* [WORK REQUIRED]: Each line below that holds the word "TestGetString" counts once. Say how many such lines there are, and no more.

* [RECORDS FOR THE EXERCISE]:
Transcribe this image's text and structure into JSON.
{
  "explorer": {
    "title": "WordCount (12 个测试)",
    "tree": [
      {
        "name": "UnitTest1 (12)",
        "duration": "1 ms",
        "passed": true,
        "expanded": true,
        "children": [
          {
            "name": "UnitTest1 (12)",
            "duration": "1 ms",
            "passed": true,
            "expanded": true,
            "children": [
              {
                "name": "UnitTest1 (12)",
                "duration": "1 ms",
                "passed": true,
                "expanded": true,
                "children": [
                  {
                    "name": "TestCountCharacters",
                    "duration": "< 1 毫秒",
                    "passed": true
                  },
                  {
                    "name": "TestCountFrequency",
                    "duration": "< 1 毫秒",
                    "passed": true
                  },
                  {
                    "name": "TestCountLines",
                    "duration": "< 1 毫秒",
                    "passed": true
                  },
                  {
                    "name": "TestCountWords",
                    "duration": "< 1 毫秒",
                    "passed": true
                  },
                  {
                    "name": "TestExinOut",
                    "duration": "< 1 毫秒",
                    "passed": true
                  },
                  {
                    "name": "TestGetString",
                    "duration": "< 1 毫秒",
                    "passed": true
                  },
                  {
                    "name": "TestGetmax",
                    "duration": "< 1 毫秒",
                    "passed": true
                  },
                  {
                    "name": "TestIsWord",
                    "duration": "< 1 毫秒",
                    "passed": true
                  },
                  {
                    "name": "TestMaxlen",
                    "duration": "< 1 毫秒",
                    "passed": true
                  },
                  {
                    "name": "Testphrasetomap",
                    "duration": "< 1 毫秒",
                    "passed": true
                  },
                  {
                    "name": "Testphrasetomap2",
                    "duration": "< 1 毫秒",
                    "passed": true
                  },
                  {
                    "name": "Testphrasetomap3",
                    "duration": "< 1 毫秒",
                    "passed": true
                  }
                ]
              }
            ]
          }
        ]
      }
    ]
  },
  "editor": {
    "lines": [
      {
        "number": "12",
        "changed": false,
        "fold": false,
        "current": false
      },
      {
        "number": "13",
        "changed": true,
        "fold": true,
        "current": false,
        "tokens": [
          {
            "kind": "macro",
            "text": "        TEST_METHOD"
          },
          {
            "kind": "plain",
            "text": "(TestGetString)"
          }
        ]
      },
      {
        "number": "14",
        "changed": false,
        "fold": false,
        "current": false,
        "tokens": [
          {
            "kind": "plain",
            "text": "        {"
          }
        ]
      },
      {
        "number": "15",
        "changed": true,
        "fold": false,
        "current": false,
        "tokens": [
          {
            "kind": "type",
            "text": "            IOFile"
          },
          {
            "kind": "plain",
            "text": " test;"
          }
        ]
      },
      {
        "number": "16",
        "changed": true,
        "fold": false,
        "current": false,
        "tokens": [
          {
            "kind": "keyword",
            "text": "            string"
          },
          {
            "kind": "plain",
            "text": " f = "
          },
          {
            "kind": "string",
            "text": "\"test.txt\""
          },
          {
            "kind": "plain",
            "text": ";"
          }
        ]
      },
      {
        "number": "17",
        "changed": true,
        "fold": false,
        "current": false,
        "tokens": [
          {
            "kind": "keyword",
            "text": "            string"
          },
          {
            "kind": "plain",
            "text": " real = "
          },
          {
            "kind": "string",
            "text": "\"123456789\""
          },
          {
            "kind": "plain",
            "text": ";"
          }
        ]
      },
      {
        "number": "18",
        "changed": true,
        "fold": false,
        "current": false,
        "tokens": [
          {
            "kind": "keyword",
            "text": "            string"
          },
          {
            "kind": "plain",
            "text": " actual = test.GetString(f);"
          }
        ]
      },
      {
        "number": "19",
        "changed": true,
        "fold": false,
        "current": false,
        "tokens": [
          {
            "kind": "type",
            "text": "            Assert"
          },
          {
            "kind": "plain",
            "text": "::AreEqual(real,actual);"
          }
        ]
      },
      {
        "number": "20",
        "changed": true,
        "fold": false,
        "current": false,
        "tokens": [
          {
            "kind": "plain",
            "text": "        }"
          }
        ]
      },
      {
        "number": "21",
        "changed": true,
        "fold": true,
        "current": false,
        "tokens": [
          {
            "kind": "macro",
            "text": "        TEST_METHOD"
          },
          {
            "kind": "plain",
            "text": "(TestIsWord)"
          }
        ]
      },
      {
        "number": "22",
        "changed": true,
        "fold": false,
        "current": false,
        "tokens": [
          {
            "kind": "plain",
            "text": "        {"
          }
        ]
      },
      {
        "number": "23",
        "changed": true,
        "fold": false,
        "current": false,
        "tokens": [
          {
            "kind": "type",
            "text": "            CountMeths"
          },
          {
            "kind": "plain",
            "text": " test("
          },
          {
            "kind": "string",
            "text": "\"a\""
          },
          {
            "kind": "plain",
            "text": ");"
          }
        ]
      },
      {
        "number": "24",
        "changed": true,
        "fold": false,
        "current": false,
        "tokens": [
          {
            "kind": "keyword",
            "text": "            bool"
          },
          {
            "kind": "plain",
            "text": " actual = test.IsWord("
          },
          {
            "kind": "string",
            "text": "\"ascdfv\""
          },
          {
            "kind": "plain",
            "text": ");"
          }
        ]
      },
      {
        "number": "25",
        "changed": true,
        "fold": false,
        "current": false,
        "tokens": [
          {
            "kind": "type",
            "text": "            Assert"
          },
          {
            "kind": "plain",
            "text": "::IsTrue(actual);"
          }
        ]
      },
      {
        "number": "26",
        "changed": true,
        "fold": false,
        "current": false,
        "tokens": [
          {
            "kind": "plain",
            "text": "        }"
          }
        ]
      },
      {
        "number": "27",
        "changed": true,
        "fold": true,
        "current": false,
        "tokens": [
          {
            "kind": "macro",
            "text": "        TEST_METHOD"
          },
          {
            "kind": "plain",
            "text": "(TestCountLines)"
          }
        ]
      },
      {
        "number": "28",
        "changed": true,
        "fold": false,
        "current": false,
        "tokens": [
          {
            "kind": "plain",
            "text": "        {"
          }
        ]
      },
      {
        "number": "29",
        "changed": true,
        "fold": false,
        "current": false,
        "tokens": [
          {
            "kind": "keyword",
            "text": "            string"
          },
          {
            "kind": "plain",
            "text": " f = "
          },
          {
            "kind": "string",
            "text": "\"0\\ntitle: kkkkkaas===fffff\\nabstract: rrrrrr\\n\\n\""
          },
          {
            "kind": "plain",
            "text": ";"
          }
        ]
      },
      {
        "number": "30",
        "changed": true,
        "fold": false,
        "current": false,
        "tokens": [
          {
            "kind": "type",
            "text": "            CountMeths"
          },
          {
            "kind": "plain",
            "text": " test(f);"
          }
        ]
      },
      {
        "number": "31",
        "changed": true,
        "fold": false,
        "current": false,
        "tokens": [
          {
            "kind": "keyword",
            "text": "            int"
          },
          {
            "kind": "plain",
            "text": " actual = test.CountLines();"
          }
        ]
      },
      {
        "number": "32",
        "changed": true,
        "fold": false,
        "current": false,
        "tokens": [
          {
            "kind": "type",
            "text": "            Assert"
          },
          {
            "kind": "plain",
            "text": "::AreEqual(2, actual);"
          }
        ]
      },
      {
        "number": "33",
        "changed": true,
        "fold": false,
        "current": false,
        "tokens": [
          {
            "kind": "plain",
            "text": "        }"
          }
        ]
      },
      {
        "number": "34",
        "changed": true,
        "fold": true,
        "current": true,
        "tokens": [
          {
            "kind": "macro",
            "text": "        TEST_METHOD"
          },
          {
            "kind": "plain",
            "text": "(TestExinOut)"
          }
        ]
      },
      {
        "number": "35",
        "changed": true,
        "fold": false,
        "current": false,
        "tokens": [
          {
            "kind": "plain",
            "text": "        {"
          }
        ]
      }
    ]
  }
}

* [OUTPUT FOR THIS TASK]: 2